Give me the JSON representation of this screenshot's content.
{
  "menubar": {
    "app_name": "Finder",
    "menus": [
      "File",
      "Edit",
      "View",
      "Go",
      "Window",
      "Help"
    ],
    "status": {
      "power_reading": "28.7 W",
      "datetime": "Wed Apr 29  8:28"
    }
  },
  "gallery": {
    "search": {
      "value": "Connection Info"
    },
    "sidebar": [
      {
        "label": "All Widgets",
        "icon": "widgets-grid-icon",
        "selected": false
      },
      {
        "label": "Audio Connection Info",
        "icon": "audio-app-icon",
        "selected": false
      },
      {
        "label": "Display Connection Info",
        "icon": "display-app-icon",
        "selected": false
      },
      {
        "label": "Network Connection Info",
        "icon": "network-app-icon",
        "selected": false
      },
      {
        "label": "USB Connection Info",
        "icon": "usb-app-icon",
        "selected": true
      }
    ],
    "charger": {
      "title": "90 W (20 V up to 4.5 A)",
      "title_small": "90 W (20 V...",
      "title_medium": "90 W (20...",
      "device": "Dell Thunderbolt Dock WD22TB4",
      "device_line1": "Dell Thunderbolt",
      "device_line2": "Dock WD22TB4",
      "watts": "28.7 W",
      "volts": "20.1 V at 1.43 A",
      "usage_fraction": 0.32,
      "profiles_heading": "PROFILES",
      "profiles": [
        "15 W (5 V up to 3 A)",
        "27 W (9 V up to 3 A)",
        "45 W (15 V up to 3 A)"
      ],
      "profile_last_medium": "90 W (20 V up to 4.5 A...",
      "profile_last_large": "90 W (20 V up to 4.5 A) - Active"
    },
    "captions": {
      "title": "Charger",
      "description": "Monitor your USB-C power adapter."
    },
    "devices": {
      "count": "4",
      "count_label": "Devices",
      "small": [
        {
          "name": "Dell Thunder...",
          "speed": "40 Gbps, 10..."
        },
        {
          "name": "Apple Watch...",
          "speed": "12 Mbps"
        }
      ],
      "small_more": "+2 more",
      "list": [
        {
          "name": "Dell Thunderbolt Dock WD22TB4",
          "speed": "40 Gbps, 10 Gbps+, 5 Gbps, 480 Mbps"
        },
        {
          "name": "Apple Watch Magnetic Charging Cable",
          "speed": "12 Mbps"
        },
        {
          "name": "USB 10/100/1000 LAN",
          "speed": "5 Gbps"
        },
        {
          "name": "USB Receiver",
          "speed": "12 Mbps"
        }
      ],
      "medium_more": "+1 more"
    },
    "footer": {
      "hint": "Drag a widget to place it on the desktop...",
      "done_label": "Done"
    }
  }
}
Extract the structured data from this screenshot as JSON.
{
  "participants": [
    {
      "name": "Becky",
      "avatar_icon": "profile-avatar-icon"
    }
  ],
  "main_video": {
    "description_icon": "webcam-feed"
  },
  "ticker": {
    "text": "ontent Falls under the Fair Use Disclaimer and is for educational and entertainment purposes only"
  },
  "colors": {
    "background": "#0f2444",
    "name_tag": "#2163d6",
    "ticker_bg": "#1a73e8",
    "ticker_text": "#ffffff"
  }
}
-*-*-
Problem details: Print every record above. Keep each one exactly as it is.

Output:
Give me the JSON representation of this screenshot's content.
{
  "menubar": {
    "app_name": "Finder",
    "menus": [
      "File",
      "Edit",
      "View",
      "Go",
      "Window",
      "Help"
    ],
    "status": {
      "power_reading": "28.7 W",
      "datetime": "Wed Apr 29  8:28"
    }
  },
  "gallery": {
    "search": {
      "value": "Connection Info"
    },
    "sidebar": [
      {
        "label": "All Widgets",
        "icon": "widgets-grid-icon",
        "selected": false
      },
      {
        "label": "Audio Connection Info",
        "icon": "audio-app-icon",
        "selected": false
      },
      {
        "label": "Display Connection Info",
        "icon": "display-app-icon",
        "selected": false
      },
      {
        "label": "Network Connection Info",
        "icon": "network-app-icon",
        "selected": false
      },
      {
        "label": "USB Connection Info",
        "icon": "usb-app-icon",
        "selected": true
      }
    ],
    "charger": {
      "title": "90 W (20 V up to 4.5 A)",
      "title_small": "90 W (20 V...",
      "title_medium": "90 W (20...",
      "device": "Dell Thunderbolt Dock WD22TB4",
      "device_line1": "Dell Thunderbolt",
      "device_line2": "Dock WD22TB4",
      "watts": "28.7 W",
      "volts": "20.1 V at 1.43 A",
      "usage_fraction": 0.32,
      "profiles_heading": "PROFILES",
      "profiles": [
        "15 W (5 V up to 3 A)",
        "27 W (9 V up to 3 A)",
        "45 W (15 V up to 3 A)"
      ],
      "profile_last_medium": "90 W (20 V up to 4.5 A...",
      "profile_last_large": "90 W (20 V up to 4.5 A) - Active"
    },
    "captions": {
      "title": "Charger",
      "description": "Monitor your USB-C power adapter."
    },
    "devices": {
      "count": "4",
      "count_label": "Devices",
      "small": [
        {
          "name": "Dell Thunder...",
          "speed": "40 Gbps, 10..."
        },
        {
          "name": "Apple Watch...",
          "speed": "12 Mbps"
        }
      ],
      "small_more": "+2 more",
      "list": [
        {
          "name": "Dell Thunderbolt Dock WD22TB4",
          "speed": "40 Gbps, 10 Gbps+, 5 Gbps, 480 Mbps"
        },
        {
          "name": "Apple Watch Magnetic Charging Cable",
          "speed": "12 Mbps"
        },
        {
          "name": "USB 10/100/1000 LAN",
          "speed": "5 Gbps"
        },
        {
          "name": "USB Receiver",
          "speed": "12 Mbps"
        }
      ],
      "medium_more": "+1 more"
    },
    "footer": {
      "hint": "Drag a widget to place it on the desktop...",
      "done_label": "Done"
    }
  }
}
Extract the structured data from this screenshot as JSON.
{
  "participants": [
    {
      "name": "Becky",
      "avatar_icon": "profile-avatar-icon"
    }
  ],
  "main_video": {
    "description_icon": "webcam-feed"
  },
  "ticker": {
    "text": "ontent Falls under the Fair Use Disclaimer and is for educational and entertainment purposes only"
  },
  "colors": {
    "background": "#0f2444",
    "name_tag": "#2163d6",
    "ticker_bg": "#1a73e8",
    "ticker_text": "#ffffff"
  }
}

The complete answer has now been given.